Those who know me know I love both movies and music (those who don't will immediately sense it when they hear the cinematic way in which I linger over a strummed chord).
Sometimes, yet rarely, these twin passions combine, as in fine rockumentaries like I Am Trying To Break Your Heart, concert flicks such as The Last Waltz or even the occasional overblown Biopic.
Here's a corker, though, that I just can't wait to see.
Former Poison frontman Bret Michaels (real name Bret Michael Sychak) is perhaps better known these days for being a fat, diabetic ponce who stars in the semi-comical reality TV show Rock Of Love.
This is a seedy take on the modern dating/bachelor type program in which Bret proudly sleeps with as many of the contestants as possible (receiving nightly blow-jobs from one it is alleged) before choosing a winner who becomes his "girlfriend."

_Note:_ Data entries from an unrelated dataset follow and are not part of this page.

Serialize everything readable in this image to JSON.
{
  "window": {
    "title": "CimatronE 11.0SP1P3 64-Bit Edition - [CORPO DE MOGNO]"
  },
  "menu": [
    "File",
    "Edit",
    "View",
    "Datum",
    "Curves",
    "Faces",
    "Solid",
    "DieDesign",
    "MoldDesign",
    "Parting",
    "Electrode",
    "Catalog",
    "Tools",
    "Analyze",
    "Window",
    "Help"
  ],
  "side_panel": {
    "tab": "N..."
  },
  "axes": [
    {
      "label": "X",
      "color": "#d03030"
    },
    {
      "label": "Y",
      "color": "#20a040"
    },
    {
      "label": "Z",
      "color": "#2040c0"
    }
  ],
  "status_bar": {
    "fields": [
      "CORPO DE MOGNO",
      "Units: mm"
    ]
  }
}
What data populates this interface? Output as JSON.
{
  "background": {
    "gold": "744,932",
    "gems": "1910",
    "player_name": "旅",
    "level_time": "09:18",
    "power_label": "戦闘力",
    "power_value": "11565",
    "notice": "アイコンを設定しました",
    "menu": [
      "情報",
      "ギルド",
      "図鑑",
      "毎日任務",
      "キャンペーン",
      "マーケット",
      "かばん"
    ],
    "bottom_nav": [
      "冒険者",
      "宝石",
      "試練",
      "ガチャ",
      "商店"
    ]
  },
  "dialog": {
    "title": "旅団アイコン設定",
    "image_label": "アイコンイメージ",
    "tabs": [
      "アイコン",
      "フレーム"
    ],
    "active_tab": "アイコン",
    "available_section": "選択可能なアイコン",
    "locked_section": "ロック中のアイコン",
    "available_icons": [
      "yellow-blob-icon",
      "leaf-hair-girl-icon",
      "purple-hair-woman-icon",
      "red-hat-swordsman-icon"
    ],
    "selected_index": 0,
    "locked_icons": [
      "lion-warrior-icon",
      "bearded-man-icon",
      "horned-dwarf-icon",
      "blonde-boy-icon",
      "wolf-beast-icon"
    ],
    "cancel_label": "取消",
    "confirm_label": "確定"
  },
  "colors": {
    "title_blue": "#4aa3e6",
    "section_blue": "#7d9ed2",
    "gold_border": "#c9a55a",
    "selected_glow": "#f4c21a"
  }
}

The winner of season one -- Jess -- promptly dumped his ass immediately.
Anyway, it turns out that Bret has other talents not related to his love of the Unskinny Bop.
I'm talking about the 1998 feature film A Letter From Death Row.
The film was written by Bret Michaels, Produced by Bret Michaels and Directed by a young whippersnapper by the name of Bret Michaels.
It tells the story of Michael Raine, a former rock star and convicted killer who sits on death row but maintains that he is innocent and has been framed for the murder of his girlfriend.
Raine is played by an up and coming actor by the name of Bret Michaels. As the action unfolds, a young researcher fights to prove Raine's innocence in what IMDB describes as a "psychological thriller."
Bret Michaels does all of his own stunts, which is pretty laudable for a guy in his late 40s.
In a surprise turn of events, Martin Sheen plays the convicted man's father. A clue to the origin of this strange casting choice lies with the cameo of Bret's Hollywood drinking/nailing strippers buddy Charlie Sheen, who plays Cop #1.
The soundtrack is written and performed by Bret Michaels and was also released as Bret's first solo album. But Brett couldn't handle it alone and old Poison pal Rikki Rocket helps out.
Songs featured in the film, such as The Devil Inside, Sounds Of Sex, 69, Steel Bar Blues and Violent Endings have a prophetic ring when one considers that Rocket (real name Richard Ream) is currently in prison for rape, after fleeing New Zealand on a plane to Los Angeles earlier this year.
I can understand why Rikki needed his nom de plume; Dick Ream is a pretty bad name for a rapist.
I'm rambling here but if anybody has this film on DVD, I'd love to borrow it. Can't do Blue-Ray, sorry.
Also, I've never seen Gone With the Wind, so should probably take care of that one some time too.
Labels: Bret Michaels, Gone With the Wind, Martin Sheen